The final effect in play to create a scaled armor made from EVA foam is the "Speckle" technique. As the name suggests, this step will require flecks of color be applied to the foam armor. This is accomplished by using a large or small paint brush, a thumb and a lighter colored Metallic acrylic paint. In a bowl, add water the the lighter Metallic acrylic paint until the consistency is that of creamy soup. The added water will allow the paint to fly off the bristles of the brush easier and in a wider spray. The "Speckle" effect is created by dipping the paint brush in the watered-down Metallic paint and running a thumb over the edge of the bristles in similar fashion to starting up a cigarette lighter. Practice speckling banner paper to see the effects that different distances and angles of holding the paint brush will create.
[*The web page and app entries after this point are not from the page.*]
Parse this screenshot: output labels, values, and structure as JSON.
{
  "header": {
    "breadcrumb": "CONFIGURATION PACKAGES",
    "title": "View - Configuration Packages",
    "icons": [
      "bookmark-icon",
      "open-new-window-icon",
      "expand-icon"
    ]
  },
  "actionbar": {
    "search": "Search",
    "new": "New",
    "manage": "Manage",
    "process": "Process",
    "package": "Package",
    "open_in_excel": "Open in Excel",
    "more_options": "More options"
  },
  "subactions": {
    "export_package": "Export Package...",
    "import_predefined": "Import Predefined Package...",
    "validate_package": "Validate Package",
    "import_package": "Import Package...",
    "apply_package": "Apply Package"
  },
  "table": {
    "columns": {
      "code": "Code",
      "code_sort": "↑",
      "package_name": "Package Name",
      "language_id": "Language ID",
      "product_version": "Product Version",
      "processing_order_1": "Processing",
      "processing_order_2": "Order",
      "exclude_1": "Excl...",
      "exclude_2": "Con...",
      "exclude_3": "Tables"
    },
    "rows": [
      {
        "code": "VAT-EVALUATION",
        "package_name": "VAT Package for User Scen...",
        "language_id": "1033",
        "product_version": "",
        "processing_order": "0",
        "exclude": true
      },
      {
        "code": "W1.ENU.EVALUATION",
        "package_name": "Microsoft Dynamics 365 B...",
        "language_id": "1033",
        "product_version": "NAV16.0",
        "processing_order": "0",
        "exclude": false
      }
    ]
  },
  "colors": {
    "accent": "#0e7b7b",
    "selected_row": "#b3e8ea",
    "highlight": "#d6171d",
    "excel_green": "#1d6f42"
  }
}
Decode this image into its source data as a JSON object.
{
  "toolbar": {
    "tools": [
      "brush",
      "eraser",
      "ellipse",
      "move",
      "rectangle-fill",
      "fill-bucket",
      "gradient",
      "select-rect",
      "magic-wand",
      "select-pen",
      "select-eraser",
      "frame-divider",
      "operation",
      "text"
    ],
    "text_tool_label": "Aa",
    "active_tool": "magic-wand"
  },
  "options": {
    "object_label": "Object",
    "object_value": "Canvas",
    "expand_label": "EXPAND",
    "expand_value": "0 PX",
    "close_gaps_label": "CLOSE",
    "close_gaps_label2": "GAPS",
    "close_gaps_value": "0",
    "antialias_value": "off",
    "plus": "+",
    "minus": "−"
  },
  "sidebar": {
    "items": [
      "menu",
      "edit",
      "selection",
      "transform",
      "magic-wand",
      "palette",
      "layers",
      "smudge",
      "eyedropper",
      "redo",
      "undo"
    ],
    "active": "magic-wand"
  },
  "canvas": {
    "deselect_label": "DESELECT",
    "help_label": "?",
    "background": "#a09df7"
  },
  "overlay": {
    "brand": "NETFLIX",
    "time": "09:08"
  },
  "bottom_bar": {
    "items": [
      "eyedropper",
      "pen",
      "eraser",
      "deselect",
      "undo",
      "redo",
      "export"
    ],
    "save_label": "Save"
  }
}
Once a particular method of speckling is chosen, hold paint-dipped brush above the armor and apply the "Speckle" effect. Allow to dry.
Materials: Lighter Metallic acrylic paint, water, bowl, small paint brush, and a hand.
Time to complete: 10 minutes
Step 17: Complete the Look
Placeholder: Photo Finished Armor Chest Piece
Congratulations, the scaled armor breast plate is now constructed. The manner in which to wear it is dependent on the look the wearer of the costume armor is going for. It can be held to the body using a belt, attaching a cape to the shoulder straps or, repeat the previous steps to construct a copy of the breast plate, attach the two together at the shoulder straps using a hot glue gun. Slide head through the opening between the two pieces in order to wear it. The EVA foam armor is light weight and flexible. The techniques shown in this instruction manual can be applied to a variety of armor designs, types and color schemes. Experiment with heating the foam to better conform to the body of the wearer. Zack_Adams also inserts notes that the armor can be attached to “...any vest or jacket by any means you feel are necessary. You can sew them in the lining [of a vest], or you can simply duct tape them, depending on the level of quality you want” (Zack_Adams, 2011).
Step 18: References
volpin. (2012, Oct 23). Creating costume armor with wonderflex.
Retrieved from https://www.instructables.com/id/Creating-Costume-Armor-with-
Zack_Adams. (2011, Dec 4). Cheap/ free diy airsoft armor (dragonskin). Retrieved from